Interface dataset entries
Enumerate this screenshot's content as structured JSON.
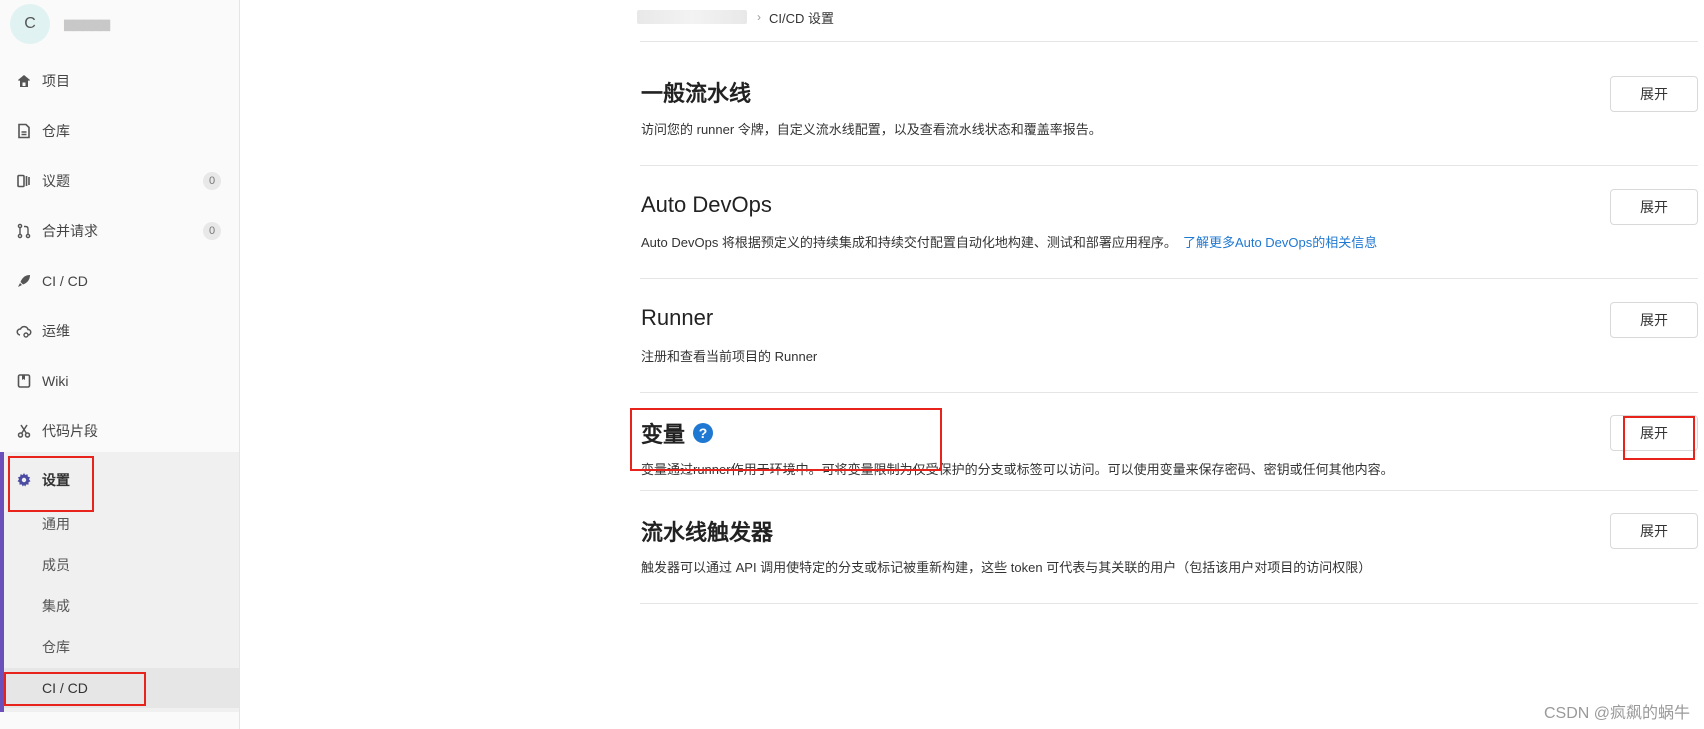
{
  "sidebar": {
    "avatar_letter": "C",
    "project_name": "▆▆▆▆▆",
    "items": [
      {
        "label": "项目",
        "icon": "home-icon"
      },
      {
        "label": "仓库",
        "icon": "document-icon"
      },
      {
        "label": "议题",
        "icon": "issues-icon",
        "badge": "0"
      },
      {
        "label": "合并请求",
        "icon": "merge-request-icon",
        "badge": "0"
      },
      {
        "label": "CI / CD",
        "icon": "rocket-icon"
      },
      {
        "label": "运维",
        "icon": "cloud-gear-icon"
      },
      {
        "label": "Wiki",
        "icon": "book-icon"
      },
      {
        "label": "代码片段",
        "icon": "scissors-icon"
      },
      {
        "label": "设置",
        "icon": "gear-icon"
      }
    ],
    "settings_sub": [
      "通用",
      "成员",
      "集成",
      "仓库",
      "CI / CD"
    ]
  },
  "breadcrumb": {
    "current": "CI/CD 设置"
  },
  "sections": [
    {
      "title": "一般流水线",
      "desc": "访问您的 runner 令牌，自定义流水线配置，以及查看流水线状态和覆盖率报告。",
      "button": "展开"
    },
    {
      "title": "Auto DevOps",
      "desc": "Auto DevOps 将根据预定义的持续集成和持续交付配置自动化地构建、测试和部署应用程序。",
      "link": "了解更多Auto DevOps的相关信息",
      "button": "展开"
    },
    {
      "title": "Runner",
      "desc": "注册和查看当前项目的 Runner",
      "button": "展开"
    },
    {
      "title": "变量",
      "desc": "变量通过runner作用于环境中。可将变量限制为仅受保护的分支或标签可以访问。可以使用变量来保存密码、密钥或任何其他内容。",
      "button": "展开"
    },
    {
      "title": "流水线触发器",
      "desc": "触发器可以通过 API 调用使特定的分支或标记被重新构建，这些 token 可代表与其关联的用户（包括该用户对项目的访问权限）",
      "button": "展开"
    }
  ],
  "watermark": "CSDN @疯飙的蜗牛",
  "colors": {
    "accent_purple": "#6b4fbb",
    "link_blue": "#1f78d1",
    "annotation_red": "#e8231c"
  }
}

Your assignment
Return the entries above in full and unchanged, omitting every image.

Answer space
Enumerate this screenshot's content as structured JSON.
{
  "sidebar": {
    "avatar_letter": "C",
    "project_name": "▆▆▆▆▆",
    "items": [
      {
        "label": "项目",
        "icon": "home-icon"
      },
      {
        "label": "仓库",
        "icon": "document-icon"
      },
      {
        "label": "议题",
        "icon": "issues-icon",
        "badge": "0"
      },
      {
        "label": "合并请求",
        "icon": "merge-request-icon",
        "badge": "0"
      },
      {
        "label": "CI / CD",
        "icon": "rocket-icon"
      },
      {
        "label": "运维",
        "icon": "cloud-gear-icon"
      },
      {
        "label": "Wiki",
        "icon": "book-icon"
      },
      {
        "label": "代码片段",
        "icon": "scissors-icon"
      },
      {
        "label": "设置",
        "icon": "gear-icon"
      }
    ],
    "settings_sub": [
      "通用",
      "成员",
      "集成",
      "仓库",
      "CI / CD"
    ]
  },
  "breadcrumb": {
    "current": "CI/CD 设置"
  },
  "sections": [
    {
      "title": "一般流水线",
      "desc": "访问您的 runner 令牌，自定义流水线配置，以及查看流水线状态和覆盖率报告。",
      "button": "展开"
    },
    {
      "title": "Auto DevOps",
      "desc": "Auto DevOps 将根据预定义的持续集成和持续交付配置自动化地构建、测试和部署应用程序。",
      "link": "了解更多Auto DevOps的相关信息",
      "button": "展开"
    },
    {
      "title": "Runner",
      "desc": "注册和查看当前项目的 Runner",
      "button": "展开"
    },
    {
      "title": "变量",
      "desc": "变量通过runner作用于环境中。可将变量限制为仅受保护的分支或标签可以访问。可以使用变量来保存密码、密钥或任何其他内容。",
      "button": "展开"
    },
    {
      "title": "流水线触发器",
      "desc": "触发器可以通过 API 调用使特定的分支或标记被重新构建，这些 token 可代表与其关联的用户（包括该用户对项目的访问权限）",
      "button": "展开"
    }
  ],
  "watermark": "CSDN @疯飙的蜗牛",
  "colors": {
    "accent_purple": "#6b4fbb",
    "link_blue": "#1f78d1",
    "annotation_red": "#e8231c"
  }
}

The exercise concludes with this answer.